One of the major unsolved mysteries of biological science concerns the question of where and in what form information is stored in the brain. I propose that memory is stored in the brain in a mechanically encoded binary format written into the conformations of proteins found in the cell-extracellular matrix (ECM) adhesions that organise each and every synapse. The MeshCODE framework outlined here represents a unifying theory of data storage in animals, providing read-write storage of both dynamic and persistent information in a binary format. Mechanosensitive proteins that contain force-dependent switches can store information persistently, which can be written or updated using small changes in mechanical force. These mechanosensitive proteins, such as talin, scaffold each synapse, creating a meshwork of switches that together form a code, the so-called MeshCODE. Large signalling complexes assemble on these scaffolds as a function of the switch patterns and these complexes would both stabilise the patterns and coordinate synaptic regulators to dynamically tune synaptic activity. Synaptic transmission and action potential spike trains would operate the cytoskeletal machinery to write and update the synaptic MeshCODEs, thereby propagating this coding throughout the organism. Based on established biophysical principles, such a mechanical basis for memory would provide a physical location for data storage in the brain, with the binary patterns, encoded in the information-storing mechanosensitive molecules in the synaptic scaffolds, and the complexes that form on them, representing the physical location of engrams. Furthermore, the conversion and storage of sensory and temporal inputs into a binary format would constitute an addressable read-write memory system, supporting the view of the mind as an organic supercomputer.
The physical basis of memory.
Gallistel C R

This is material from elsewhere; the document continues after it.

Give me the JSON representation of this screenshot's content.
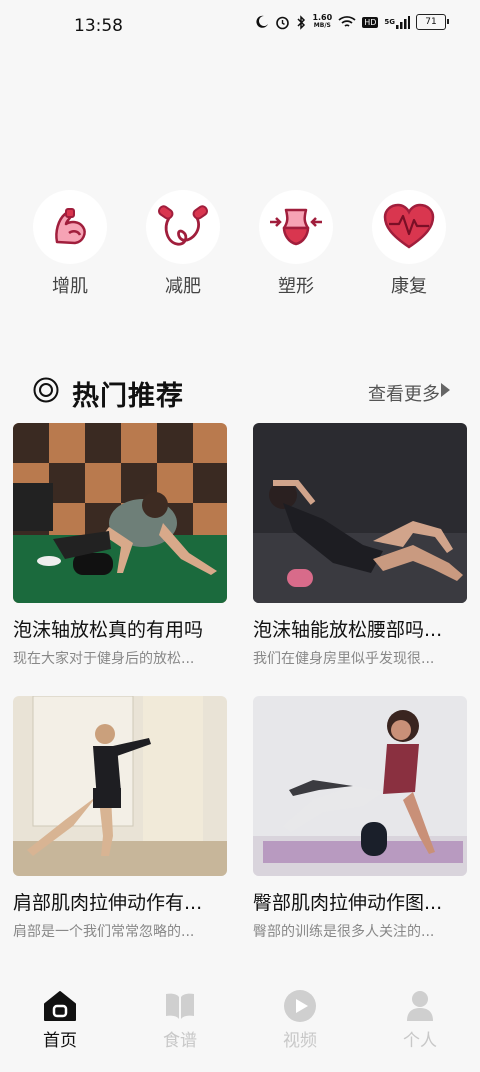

Neuroscientists are searching for the engram within the conceptual framework established by John Locke's theory of mind. This framework was elaborated before the development of information theory, before the development of information processing machines and the science of computation, before the discovery that molecules carry hereditary information, before the discovery of the codon code and the molecular machinery for editing the messages written in this code and translating it into transcription factors that mark abstract features of organic structure such as anterior and distal. The search for the engram needs to abandon Locke's conceptual framework and work within a framework informed by these developments. The engram is the medium by which information extracted from past experience is transmitted to the computations that inform future behavior. The information-conveying symbols in the engram are rapidly generated in the course of computations, which implies that they are molecules.